I highly recommend to anyone who travels to Ho Chi Minh, Vietnam, to venture outside of the city. A day trip to the Mekong Delta area, in the Ben Tre province, is one option. You could also dare to go deeper into the countryside. Either way, the true Vietnam experience is worth it and truly healing.
In the Ben Tre province, I slept and ate better than I had in Ho Chi Minh City. The fruit was delicious, the seafood was fresh, and there was such blissful silence.
The ailment in question
When you first arrive for an extended stay in a big city, everything is fun and exciting. The fast pace. The escalators. Even the cement. When you conquer the subway or bus by yourself, you feel like a boss. But by the two- or three-week mark, it’s time to head for the countryside.
Happened to me when I went to New York City. Brooklyn was awesome, but the city as a whole wore me out. Heading upstate was the best part of my entire trip.
Happened to me when I first moved abroad and arrived in Ho Chi Minh City. I’d been there on my own before, so I thought nothing of jumping on the back of a motorbike taxi or walking through crazy-dense traffic. But, three weeks into my new life, I needed a breath of fresh air. I also mean that literally.
Maybe it’s because I grew up in the woods. (Not raised by wolves–think raised in a house in the woods.)
I took my first deep breath upon sitting inside a car for the first time in weeks. (My friends and I split the taxi fare to the bus station.) You never realize how much a car cuts you off to the stressful stimuli of a busy city until you move to Vietnam.
The bus ride to Ben Tre gave me a few gasps, but not the refreshing kind. Think gasps of fear and giggles of delirious hilarity as we watched our bus careen down the wrong side of the freeway.
Well, no matter. We survived.
Having left late morning, we arrived in Binh Dai by mid-afternoon, deeper into the Ben Tre province than many tourists usually venture. Why? Because we weren’t tourists. We were here to visit my friend’s relatives, and to experience the real Vietnam.
The green of the jungle, the brown of the water…It’s all “real Vietnam.”
Most of the Ben Tre province is farmland. Right away, I noticed many small bodies of water that I thought might be rice fields. What I wondered about were the rotating turbines in each pond. I asked my friend about it, and turns out that those bodies of water are shrimp farms. The rotating turbines keep the water oxygenated for the little shrimps to stay healthy.
Having stayed up too late, as girls having a sleepover usually do, we were exhausted. All we wanted to do upon arriving was take a nap.

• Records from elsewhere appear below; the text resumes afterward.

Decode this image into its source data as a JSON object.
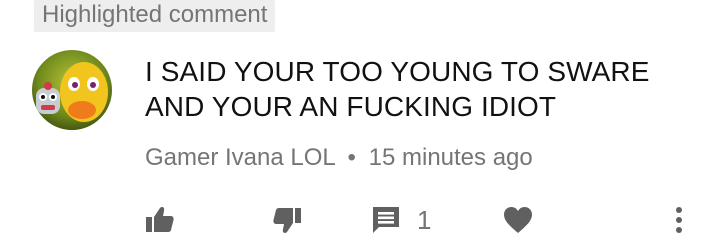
{
  "badge": {
    "label": "Highlighted comment"
  },
  "comment": {
    "text_lines": [
      "I SAID YOUR TOO YOUNG TO SWARE",
      "AND YOUR AN FUCKING IDIOT"
    ],
    "author": "Gamer Ivana LOL",
    "separator": "•",
    "time": "15 minutes ago"
  },
  "actions": {
    "like_icon": "thumbs-up-icon",
    "dislike_icon": "thumbs-down-icon",
    "reply_icon": "reply-comment-icon",
    "reply_count": "1",
    "heart_icon": "heart-icon",
    "more_icon": "more-vertical-icon"
  },
  "colors": {
    "text": "#111111",
    "secondary": "#757575",
    "icon": "#606060",
    "badge_bg": "#eeeeee"
  }
}
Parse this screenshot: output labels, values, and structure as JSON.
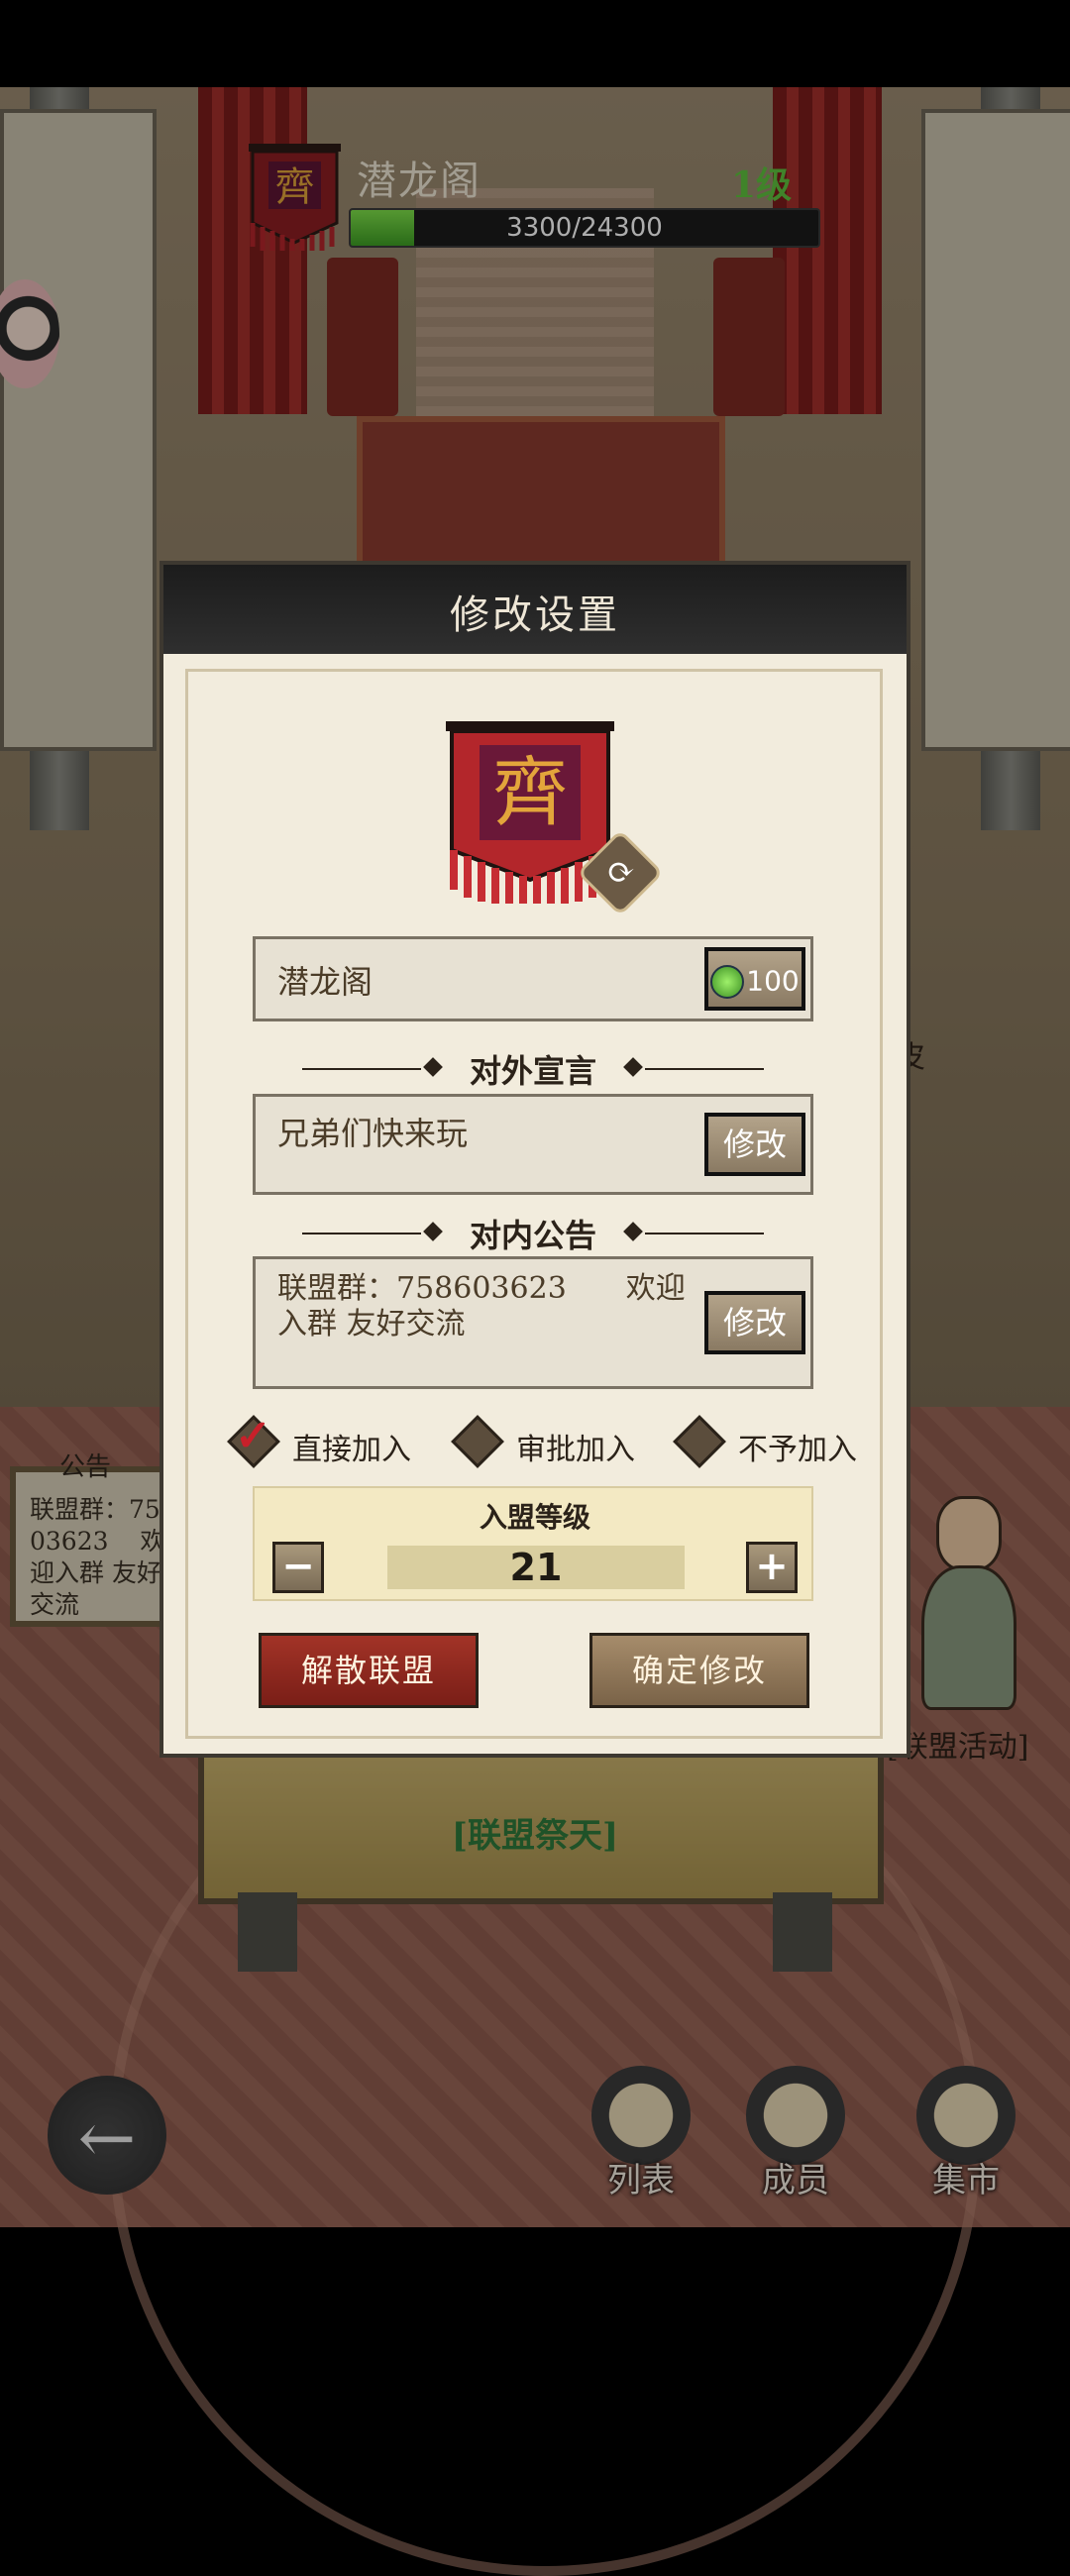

Unfortunately, my nap was a bit delayed. We had a gecko situation to deal with first.
We also saw geese and chickens, all of which are not “wildlife” exactly, but all the animals around sure add to the feel of Binh Dai! There was that one time the chicken flew through the house from the back door to the side door and awoke me from my midafternoon nap.
After our nap, we went to the local market.
I shouldn’t say we were the first foreigners the little market in Binh Dai ever witnessed. But we were likely some of very, very few to walk through.
The market was nowhere near as hectic as Ben Thanh, for instance. Open-air, roofed by tarps, and hardly occupied, it was more low-key than any market you’ll find in Ho Chi Minh.
The fruit and rain jackets were cheaper than anything. (We got caught in a downpour without any rain gear, by the time we had to head back home.)
The people at the market were smiling and willing to let us take photos. My favorite photo is of Grandma, boss of the bananas. (She’s so cute!)
Before said downpour, we spent most of our time at the market getting our nails done.
Did you know limes are a disinfectant? Well, whether they are or not–that’s exactly what the ladies will clean your fingers and toes with. At this beauty salon, anyway.
I got French manicure and pedicure for 10,000 VND TOTAL! That’s fifty cents, dude.
Our second day in Binh Dai, we went to our friend’s other aunt’s place.
The first thing she did was go to the backyard, chop down a few coconuts off a tree, and offer them to us. I was thrilled! Mekong coconuts are the juiciest, tastiest coconuts ever!
Next, auntie told us where to pick fresh guavas straight off the tree. And so we did. (Those were the BEST GUAVAS I’ve ever eaten!)
Oh yeah, and we almost got arrested. Click to read the full story of how we stumbled upon a stakeout by the police and had some issues with our visas…
I’m speaking from experience when I say you need to keep your passport and visa with you when traveling in Vietnam.